Is it OK to ask about Early Modern English, like Shakespeare's or Milton's? I ask this because some people seem to think asking about them is off-topic.
3Could you add a couple of references to questions which have been closed as off-topic? It's almost certainly the questions which are off-topic rather than the subject matter.– Andrew Leach ModOct 8, 2014 at 5:56
@AndrewLeach I think my question is clear. This is not a personal question. Whether my questions which were closed are off-topic or not is besides the point.– ivanhoescottOct 8, 2014 at 9:01
@Andrew: OP is probably (at least partly) referring to Antecedent of “whose common theme is death of fathers” in Hamlet, where I have expressed the view that micro-analysis of syntax in such a context is of limited relevance to English "in the round". I haven't said the question is Off Topic, specifically because it doesn't seem to me OP is asking for help with the meaning of a "literary" text. But obviously I couldn't force anyone else to be interested in the question, even if I wanted to.– FumbleFingersOct 8, 2014 at 15:39
2@FumbleFingers You are obviously discouraging me to post such an question. Would you please leave me alone?– ivanhoescottOct 9, 2014 at 6:58
4I specifically made the point here that I did not closevote your question - I posted an "answer" in a comment, and tried to explain why it might have received so little endorsement from others. I'm sorry if my comments come across as a personal attack. That wasn't my intention - I was simply responding (on your behalf, as I saw it) to Andrew's request for references. Whatever - if you don't appreciate my contributions, I'll leave you to thrash this one out with other users.– FumbleFingersOct 9, 2014 at 14:18
5Once again you take someone’s very specifically applied words and twist them into something they were never meant to say in order to perceive it as a kind of personal attack on you. I have never seen anyone on ELU claim or even appear to be of the opinion that questions about archaic or Shakespearean English are not okay here. As Andrew said (once again, in general tones—only you chose to make it personal and about you or your questions), if a question about archaic English is considered off-topic by some, it is because of the question, not because it’s about archaic English.– Janus Bahs JacquetOct 9, 2014 at 22:07
1@JanusBahsJacquet You seem to misunderstand. I never said this question was motivated only by FumbleFingers' comment.– ivanhoescottOct 9, 2014 at 22:56
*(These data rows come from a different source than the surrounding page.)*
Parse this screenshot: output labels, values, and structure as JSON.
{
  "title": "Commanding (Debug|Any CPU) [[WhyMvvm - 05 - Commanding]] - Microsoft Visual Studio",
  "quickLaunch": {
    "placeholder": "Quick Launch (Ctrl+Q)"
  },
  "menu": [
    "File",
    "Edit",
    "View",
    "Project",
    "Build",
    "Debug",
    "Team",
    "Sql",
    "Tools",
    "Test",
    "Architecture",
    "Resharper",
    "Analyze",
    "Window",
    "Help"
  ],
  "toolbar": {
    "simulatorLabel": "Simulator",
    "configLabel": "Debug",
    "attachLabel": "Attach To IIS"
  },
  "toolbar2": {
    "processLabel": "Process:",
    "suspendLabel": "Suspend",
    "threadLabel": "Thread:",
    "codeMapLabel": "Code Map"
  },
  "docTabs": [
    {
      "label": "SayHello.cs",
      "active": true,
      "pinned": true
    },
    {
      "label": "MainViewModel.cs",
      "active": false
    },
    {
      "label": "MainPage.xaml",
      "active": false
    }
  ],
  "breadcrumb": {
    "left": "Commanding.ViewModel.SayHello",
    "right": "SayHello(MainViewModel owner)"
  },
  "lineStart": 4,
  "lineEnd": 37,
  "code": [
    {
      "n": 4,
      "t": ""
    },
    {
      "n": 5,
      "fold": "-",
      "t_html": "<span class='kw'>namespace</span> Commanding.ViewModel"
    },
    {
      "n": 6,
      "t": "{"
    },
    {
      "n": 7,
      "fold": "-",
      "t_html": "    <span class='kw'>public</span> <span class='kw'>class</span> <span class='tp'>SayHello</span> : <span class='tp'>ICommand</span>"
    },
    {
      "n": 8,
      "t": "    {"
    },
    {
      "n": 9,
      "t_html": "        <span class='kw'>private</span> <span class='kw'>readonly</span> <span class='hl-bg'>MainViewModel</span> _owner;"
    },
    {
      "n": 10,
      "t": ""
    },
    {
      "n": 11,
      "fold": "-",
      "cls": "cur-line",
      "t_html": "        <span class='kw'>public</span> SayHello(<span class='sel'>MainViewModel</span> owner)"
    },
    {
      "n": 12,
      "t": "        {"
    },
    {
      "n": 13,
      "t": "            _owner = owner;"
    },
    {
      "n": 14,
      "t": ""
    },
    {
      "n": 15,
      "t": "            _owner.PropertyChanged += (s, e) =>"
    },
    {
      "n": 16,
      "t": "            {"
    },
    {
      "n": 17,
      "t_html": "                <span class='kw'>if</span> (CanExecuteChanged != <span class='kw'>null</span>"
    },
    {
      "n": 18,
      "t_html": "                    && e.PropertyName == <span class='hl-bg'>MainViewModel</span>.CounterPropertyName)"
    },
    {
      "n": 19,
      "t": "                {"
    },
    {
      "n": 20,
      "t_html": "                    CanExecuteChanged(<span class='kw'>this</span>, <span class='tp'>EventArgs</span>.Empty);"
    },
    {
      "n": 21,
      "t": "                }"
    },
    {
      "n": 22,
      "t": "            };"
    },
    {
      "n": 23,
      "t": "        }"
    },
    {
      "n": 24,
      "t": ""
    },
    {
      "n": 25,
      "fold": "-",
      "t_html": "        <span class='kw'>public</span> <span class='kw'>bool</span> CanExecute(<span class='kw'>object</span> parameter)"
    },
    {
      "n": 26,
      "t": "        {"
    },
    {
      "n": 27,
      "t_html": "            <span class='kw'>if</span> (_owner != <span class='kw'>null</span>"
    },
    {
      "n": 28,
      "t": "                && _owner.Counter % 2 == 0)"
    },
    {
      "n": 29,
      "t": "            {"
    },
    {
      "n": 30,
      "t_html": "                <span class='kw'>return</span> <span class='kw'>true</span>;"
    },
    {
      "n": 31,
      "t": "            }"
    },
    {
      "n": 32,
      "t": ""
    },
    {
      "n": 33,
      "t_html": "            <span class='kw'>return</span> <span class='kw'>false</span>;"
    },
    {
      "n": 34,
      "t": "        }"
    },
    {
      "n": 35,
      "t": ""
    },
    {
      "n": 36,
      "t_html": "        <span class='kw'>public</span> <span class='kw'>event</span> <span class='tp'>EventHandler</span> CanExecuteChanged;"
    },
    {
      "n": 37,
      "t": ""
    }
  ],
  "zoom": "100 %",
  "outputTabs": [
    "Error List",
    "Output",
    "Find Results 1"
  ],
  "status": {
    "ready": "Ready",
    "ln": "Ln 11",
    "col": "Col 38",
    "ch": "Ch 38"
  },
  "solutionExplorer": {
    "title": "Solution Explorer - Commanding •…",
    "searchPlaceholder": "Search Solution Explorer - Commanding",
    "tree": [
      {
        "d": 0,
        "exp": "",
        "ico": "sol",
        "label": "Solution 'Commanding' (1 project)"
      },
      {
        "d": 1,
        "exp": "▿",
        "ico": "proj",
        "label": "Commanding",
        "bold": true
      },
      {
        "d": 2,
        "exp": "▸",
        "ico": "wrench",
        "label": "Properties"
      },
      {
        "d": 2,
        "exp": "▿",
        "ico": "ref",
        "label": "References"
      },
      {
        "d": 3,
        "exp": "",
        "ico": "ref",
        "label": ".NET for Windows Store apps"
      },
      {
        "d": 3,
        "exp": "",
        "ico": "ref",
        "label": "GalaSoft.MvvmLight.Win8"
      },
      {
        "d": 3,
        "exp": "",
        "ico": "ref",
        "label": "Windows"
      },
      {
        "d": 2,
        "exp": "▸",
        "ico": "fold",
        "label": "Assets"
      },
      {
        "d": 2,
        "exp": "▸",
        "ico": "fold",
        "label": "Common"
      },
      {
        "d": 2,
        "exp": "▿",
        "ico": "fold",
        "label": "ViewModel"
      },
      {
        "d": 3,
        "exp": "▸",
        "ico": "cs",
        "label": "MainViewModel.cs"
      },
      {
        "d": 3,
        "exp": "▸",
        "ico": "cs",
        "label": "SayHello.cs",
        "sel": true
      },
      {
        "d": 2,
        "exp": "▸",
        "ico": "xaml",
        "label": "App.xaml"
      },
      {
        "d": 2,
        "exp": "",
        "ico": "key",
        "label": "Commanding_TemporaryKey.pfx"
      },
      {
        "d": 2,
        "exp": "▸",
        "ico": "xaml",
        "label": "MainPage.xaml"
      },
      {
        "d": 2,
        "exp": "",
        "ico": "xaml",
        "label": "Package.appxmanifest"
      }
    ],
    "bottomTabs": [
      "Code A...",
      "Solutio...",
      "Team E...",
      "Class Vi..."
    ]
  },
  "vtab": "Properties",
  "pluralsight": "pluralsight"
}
@FumbleFingers This question was not motivated by your comment alone. Please don't take this question as a personal attack.– ivanhoescottOct 9, 2014 at 22:58
@RegDwight Shakespeare's English is not Old English nor Middle English.– ivanhoescottOct 11, 2014 at 23:19
Subjects which are on-topic are listed in the Help text.
The English Language and Usage Stack Exchange is for linguists, etymologists, and (serious) English language enthusiasts. Questions on the following topics are welcomed here:
- Word choice and usage
- Etymology (history of words’ development)
- Dialect differences
- Pronunciation (phonetics and phonology, dialectology)
- Spelling and punctuation
There's even an archaic tag:
Archaic or obsolete vocabulary and grammar.
And a shakespeare tag, although that has no description.
What is off-topic when asking about Shakespeare or Milton (or the King James Bible, or Chaucer, or Beowulf) is anything which smacks of analysis of the literature rather than its language, or which is simply translation into present-day English.
But please, don’t ask any questions about the following topics. They are out of scope for this site.
- Translation and non-English languages
- Criticism, discussion, and analysis of English literature
Asking about Prospero's role in the narrative of The Tempest is definitely off-topic because that literary analysis/criticism. But it's fine to ask about how a particular verb conjugates in Early Modern English, or what a petard was and how one might be hoisted by it, or how one of Chaucer's weak nouns declines, or even what an "iambic pentameter" is, although that last one might be General Reference. Asking what a particular phrase means is moving towards off-topic, either as translation or as General Reference if it can be dissected easily.
Although on-topic/off-topic is a binary decision, members of the community might draw the dividing line in different places, which means that there may be questions which some might answer and others might vote to close. The key thing is to keep a question on-topic by asking about the six topics which are welcomed and avoiding anything which could be deemed out of scope.
6There's an implicit assumption that Shakespeare is less 'English Language and Usage' than yesterday's headline, which I find worrying. Translation is certainly bad, but "How would you phrase this Shakespeare line in modern English?" is no more translation than "How would you phrase this Maureen Dowd line in formal English?" Oct 8, 2014 at 22:32